Have you received an email out of the blue with no message body, but with a file called
Well, be on your guard – as you could be in the firing line for a new malware attack that has been widely spammed out around the world.
Here is just a small snapshot of the different subject lines we’ve intercepted at our global network of spam traps:
If you make the mistake of opening the attached HTML file your computer will be redirected to a fake anti-virus attack on a third party site. That means that you will begin to see bogus security warnings trying to trick you into handing over your credit card details, or to download further dangerous software to your computer.
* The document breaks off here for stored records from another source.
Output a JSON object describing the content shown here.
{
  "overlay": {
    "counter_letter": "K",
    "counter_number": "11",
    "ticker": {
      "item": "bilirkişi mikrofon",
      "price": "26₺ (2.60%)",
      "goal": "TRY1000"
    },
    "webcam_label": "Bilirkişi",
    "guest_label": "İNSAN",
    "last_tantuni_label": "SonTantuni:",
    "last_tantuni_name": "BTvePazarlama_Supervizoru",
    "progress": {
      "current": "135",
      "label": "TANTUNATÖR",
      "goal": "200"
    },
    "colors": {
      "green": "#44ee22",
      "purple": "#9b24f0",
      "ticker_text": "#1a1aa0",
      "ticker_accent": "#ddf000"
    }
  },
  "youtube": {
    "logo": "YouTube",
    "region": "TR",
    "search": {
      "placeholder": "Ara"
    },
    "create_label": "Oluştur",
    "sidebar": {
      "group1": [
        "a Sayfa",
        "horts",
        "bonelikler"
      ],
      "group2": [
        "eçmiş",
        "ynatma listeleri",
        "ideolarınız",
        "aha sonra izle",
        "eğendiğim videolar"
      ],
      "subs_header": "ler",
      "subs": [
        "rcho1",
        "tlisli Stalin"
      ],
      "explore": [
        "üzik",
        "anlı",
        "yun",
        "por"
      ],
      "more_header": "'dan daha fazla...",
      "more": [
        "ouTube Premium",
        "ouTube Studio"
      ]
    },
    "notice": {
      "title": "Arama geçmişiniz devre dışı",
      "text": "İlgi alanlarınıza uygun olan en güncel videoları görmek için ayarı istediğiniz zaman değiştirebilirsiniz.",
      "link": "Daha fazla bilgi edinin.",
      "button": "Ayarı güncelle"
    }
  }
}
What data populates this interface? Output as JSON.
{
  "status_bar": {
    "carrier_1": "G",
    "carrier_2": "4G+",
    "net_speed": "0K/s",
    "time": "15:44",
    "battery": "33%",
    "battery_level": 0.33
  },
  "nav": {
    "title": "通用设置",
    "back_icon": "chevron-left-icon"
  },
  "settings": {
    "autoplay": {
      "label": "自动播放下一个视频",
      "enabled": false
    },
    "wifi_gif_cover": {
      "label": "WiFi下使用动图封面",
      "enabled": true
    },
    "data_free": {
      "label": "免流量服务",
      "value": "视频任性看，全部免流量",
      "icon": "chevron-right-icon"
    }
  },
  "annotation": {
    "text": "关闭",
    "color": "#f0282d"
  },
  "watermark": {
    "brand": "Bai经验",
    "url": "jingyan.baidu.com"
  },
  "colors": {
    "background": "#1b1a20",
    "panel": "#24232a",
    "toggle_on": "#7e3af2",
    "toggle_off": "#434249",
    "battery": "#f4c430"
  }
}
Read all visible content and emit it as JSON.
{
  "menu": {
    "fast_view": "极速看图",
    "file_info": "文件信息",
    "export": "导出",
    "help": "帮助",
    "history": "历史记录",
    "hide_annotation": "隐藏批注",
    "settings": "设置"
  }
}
Sophos’s products don’t have any problem intercepting the messages above as spam (and we’ll be detecting the attachment as Troj/JSRedir-CO shortly), as well as intercepting the webpage that the attack attempts to connect with and blocking the fake anti-virus which hides here.
But although our customers are protected – there’s still a challenge.
And that challenge is – how do we warn the public about attacks like this?
The email address that the malware is sent from changes each time, the subjects appear to be pretty randomly chosen – even the attached filename has a random component. And the message body is no use to us, from the awareness point of view, as there’s nothing to see.
This isn’t like the old days of worms like “Anna Kournikova” and “The Love Bug” which could be very easily described in terms that the average chap in the street would understand, so they would know what to look out for.
All we have is “look out for empty emails with an attachment which might end with _inv.html”
Ask yourself this – are your colleagues likely to find that memorable?
It’s a good job that security software don’t find it as hard as Joe Public to tell what’s a legitimate email, and which ones carry a malware danger.